    • Unless there's a better or more commonly used name for this particular consitutional phrase, it seems fine to me. Even if there was a more commonly used name, I think a redirect using that long title would still be useful. It could use a few more links from the specific amendment articles, though. -Daniel Quinlan
    • Deleting an article "just" because its title is long ??? How strange. User:Anthere
    • It also contains nothing that is particularly worthy of being called "information". I support its deletion. -- Oliver P. 09:57 12 Jul 2003 (UTC)
    • How about moving it to Congressional power of enforcement? --Dante Alighieri 09:59 12 Jul 2003 (UTC)
    • Someone should add some material on what the congressional power of enforcement is, and what its significance is. At the moment, all it says is, "Here is a phrase. It appears in some articles." That doesn't tell anybody anything. -- Oliver P. 10:04 12 Jul 2003 (UTC)
    • This article should be incorporated into the main United States Constitution article. I don't see a need to start a whole new article for each semi-important phrase. --Jiang 19:06 12 Jul 2003 (UTC)
    • I'm with Jiang. I also object on principle to articles that assume there is only one Congress in the world. jimfbleak
      • It does no such thing.

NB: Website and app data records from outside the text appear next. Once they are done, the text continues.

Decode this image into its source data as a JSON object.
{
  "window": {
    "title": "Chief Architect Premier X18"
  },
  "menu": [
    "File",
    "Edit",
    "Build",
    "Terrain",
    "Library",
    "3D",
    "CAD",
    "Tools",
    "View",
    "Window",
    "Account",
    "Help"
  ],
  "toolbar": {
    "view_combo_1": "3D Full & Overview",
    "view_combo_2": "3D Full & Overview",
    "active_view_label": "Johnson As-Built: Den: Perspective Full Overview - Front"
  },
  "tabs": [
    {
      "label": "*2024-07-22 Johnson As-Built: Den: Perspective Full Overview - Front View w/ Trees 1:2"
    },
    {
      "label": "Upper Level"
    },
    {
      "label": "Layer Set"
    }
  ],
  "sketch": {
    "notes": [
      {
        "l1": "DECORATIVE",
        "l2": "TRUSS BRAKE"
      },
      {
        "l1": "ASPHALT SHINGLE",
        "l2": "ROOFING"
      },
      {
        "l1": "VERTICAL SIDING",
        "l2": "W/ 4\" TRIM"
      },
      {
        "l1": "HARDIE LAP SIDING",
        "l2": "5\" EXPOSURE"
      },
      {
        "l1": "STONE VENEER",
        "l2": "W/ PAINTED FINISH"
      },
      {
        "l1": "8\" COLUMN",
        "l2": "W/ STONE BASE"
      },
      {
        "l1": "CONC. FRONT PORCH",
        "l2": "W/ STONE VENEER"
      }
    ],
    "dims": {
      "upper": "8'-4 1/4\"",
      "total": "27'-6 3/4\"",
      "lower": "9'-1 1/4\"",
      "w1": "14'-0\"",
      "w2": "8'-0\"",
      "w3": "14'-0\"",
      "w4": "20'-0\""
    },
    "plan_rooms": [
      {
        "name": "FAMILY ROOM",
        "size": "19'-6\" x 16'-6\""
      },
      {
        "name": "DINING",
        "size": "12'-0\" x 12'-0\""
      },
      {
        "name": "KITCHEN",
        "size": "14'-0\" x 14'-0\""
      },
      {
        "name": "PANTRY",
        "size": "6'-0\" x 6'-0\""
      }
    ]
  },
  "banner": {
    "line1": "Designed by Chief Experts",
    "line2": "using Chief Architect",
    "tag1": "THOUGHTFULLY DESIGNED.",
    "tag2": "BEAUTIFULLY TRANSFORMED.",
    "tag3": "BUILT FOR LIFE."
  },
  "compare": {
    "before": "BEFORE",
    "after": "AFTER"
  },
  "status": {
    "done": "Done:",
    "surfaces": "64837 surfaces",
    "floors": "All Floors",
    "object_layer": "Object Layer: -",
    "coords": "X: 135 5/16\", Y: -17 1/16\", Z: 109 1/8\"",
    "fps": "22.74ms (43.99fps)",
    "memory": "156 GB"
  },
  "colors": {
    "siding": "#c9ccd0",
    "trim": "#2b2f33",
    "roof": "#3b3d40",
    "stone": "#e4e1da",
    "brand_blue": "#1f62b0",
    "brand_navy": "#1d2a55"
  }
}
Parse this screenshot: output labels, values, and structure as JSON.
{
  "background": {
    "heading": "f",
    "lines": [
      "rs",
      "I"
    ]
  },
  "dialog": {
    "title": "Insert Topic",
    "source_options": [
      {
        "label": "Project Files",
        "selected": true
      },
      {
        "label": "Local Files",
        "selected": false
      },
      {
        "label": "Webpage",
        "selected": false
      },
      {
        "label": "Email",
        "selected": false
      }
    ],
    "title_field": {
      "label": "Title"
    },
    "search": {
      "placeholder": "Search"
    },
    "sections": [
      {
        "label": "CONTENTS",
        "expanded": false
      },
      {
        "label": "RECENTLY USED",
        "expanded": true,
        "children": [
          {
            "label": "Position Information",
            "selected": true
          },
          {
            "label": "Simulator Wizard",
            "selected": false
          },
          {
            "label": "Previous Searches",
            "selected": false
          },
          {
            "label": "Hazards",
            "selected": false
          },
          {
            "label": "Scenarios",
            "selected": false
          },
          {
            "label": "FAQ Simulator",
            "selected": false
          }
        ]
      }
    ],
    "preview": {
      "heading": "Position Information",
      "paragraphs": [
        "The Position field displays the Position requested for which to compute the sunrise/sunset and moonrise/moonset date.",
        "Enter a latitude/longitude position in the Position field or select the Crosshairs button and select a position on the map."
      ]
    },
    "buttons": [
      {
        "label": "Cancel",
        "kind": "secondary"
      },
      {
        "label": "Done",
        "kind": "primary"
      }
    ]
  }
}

The article explicitly states that it refers to the US Constitution. -- Oliver P. 11:03 13 Jul 2003 (UTC)
        • Maybe, but I don't see US in the title jimfbleak
          • Well, not for nothing, but my suggestion for the title change above leaves the possibility for an article that deals with the enforcement powers of Congresses from many countries. --Dante Alighieri 09:11 14 Jul 2003 (UTC)
            • It's not likely to be an issue under the constitutions of other countries. This really is a very narrow subtopic of federalism in U.S. constitutional law, probably too narrow even to deserve treatment in the United States Constitution article. If you are reluctant to delete it, maybe the text can be inserted in Talk:United States Constitution. If any of the people watching that article feel like integrating it into the text of United States Constitution, they can do so. -- Cjmnyc 09:26 14 Jul 2003 (UTC)
            • There's no need to delete an entry because the title is long or because the topic is limited. Wikipedia is not paper. Moreover, unless there is actual ambiguity, Wikipedia convention is to have the article title be as brief as possible (e.g. London refers to London, England). And as the linchpin of federalism, it is one of the more important phrases of the United States governmental structure. --The Cunctator 22:49 14 Jul 2003 (UTC)
            • OK, I'm persuaded, and I've written substantive content so the article now says something meaningful. I haven't moved the page yet, but it definitely needs to be moved to "Congressional power of enforcement" or whatever the consensus is as to an appropriate title. Is everyone OK with "Congressional power of enforcement", or can someone suggest another alternative? Once that's done, I'll also add a link from the United States Constitution and Eleventh Amendment to the United States Constitution pages. By the way, it appears that the reason for the odd page title is that the page is linked directly from the text of the relevant Constitutional amendments. Cjmnyc 05:13 15 Jul 2003 (UTC)
    • I don't know about you folks, but I think this question has been adequately resolved. Can we remove this entry now? -Smack 00:43 17 Jul 2003 (UTC)
      • Seems resolved to me. Remove, unless anyone objects. --Delirium 08:06 17 Jul 2003 (UTC)